WHAT IS BEING ASKED
Provide the data again in its entirety, exactly as given.

GIVEN DATA

■ ■ ■ ■

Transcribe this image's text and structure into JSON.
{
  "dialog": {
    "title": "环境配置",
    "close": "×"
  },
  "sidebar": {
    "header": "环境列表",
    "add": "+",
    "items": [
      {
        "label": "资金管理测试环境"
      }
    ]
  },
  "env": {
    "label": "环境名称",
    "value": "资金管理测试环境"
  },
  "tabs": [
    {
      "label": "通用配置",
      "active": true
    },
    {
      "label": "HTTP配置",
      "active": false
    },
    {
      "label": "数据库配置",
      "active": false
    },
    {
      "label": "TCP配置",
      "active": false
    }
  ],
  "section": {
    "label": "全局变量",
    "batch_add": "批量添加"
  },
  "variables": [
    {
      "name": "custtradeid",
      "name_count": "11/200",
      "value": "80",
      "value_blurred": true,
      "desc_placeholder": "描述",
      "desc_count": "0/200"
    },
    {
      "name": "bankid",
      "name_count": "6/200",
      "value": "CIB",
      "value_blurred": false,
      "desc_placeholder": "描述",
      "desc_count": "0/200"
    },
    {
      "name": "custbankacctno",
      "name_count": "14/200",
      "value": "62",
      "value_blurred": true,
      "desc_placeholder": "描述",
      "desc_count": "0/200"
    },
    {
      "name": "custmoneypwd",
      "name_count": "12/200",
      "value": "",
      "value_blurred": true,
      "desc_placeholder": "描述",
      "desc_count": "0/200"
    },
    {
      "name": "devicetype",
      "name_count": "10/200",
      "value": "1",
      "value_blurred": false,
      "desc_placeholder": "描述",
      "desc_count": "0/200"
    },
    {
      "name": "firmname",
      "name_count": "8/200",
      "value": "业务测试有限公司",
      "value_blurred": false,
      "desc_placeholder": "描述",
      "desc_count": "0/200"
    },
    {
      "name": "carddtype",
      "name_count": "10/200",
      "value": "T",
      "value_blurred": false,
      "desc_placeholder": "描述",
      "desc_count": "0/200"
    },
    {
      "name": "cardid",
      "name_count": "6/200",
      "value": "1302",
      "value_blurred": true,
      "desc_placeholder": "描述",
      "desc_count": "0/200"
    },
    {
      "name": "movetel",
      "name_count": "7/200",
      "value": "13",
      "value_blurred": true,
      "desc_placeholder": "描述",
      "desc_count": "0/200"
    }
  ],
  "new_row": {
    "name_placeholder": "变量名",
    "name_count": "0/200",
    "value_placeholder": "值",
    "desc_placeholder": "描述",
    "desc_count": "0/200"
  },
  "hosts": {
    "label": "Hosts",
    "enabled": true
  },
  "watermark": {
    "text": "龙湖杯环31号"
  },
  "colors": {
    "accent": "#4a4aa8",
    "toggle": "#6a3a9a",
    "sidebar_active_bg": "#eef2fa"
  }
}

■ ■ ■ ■

ANSWER
Transcribe this image's text and structure into JSON.
{
  "dialog": {
    "title": "环境配置",
    "close": "×"
  },
  "sidebar": {
    "header": "环境列表",
    "add": "+",
    "items": [
      {
        "label": "资金管理测试环境"
      }
    ]
  },
  "env": {
    "label": "环境名称",
    "value": "资金管理测试环境"
  },
  "tabs": [
    {
      "label": "通用配置",
      "active": true
    },
    {
      "label": "HTTP配置",
      "active": false
    },
    {
      "label": "数据库配置",
      "active": false
    },
    {
      "label": "TCP配置",
      "active": false
    }
  ],
  "section": {
    "label": "全局变量",
    "batch_add": "批量添加"
  },
  "variables": [
    {
      "name": "custtradeid",
      "name_count": "11/200",
      "value": "80",
      "value_blurred": true,
      "desc_placeholder": "描述",
      "desc_count": "0/200"
    },
    {
      "name": "bankid",
      "name_count": "6/200",
      "value": "CIB",
      "value_blurred": false,
      "desc_placeholder": "描述",
      "desc_count": "0/200"
    },
    {
      "name": "custbankacctno",
      "name_count": "14/200",
      "value": "62",
      "value_blurred": true,
      "desc_placeholder": "描述",
      "desc_count": "0/200"
    },
    {
      "name": "custmoneypwd",
      "name_count": "12/200",
      "value": "",
      "value_blurred": true,
      "desc_placeholder": "描述",
      "desc_count": "0/200"
    },
    {
      "name": "devicetype",
      "name_count": "10/200",
      "value": "1",
      "value_blurred": false,
      "desc_placeholder": "描述",
      "desc_count": "0/200"
    },
    {
      "name": "firmname",
      "name_count": "8/200",
      "value": "业务测试有限公司",
      "value_blurred": false,
      "desc_placeholder": "描述",
      "desc_count": "0/200"
    },
    {
      "name": "carddtype",
      "name_count": "10/200",
      "value": "T",
      "value_blurred": false,
      "desc_placeholder": "描述",
      "desc_count": "0/200"
    },
    {
      "name": "cardid",
      "name_count": "6/200",
      "value": "1302",
      "value_blurred": true,
      "desc_placeholder": "描述",
      "desc_count": "0/200"
    },
    {
      "name": "movetel",
      "name_count": "7/200",
      "value": "13",
      "value_blurred": true,
      "desc_placeholder": "描述",
      "desc_count": "0/200"
    }
  ],
  "new_row": {
    "name_placeholder": "变量名",
    "name_count": "0/200",
    "value_placeholder": "值",
    "desc_placeholder": "描述",
    "desc_count": "0/200"
  },
  "hosts": {
    "label": "Hosts",
    "enabled": true
  },
  "watermark": {
    "text": "龙湖杯环31号"
  },
  "colors": {
    "accent": "#4a4aa8",
    "toggle": "#6a3a9a",
    "sidebar_active_bg": "#eef2fa"
  }
}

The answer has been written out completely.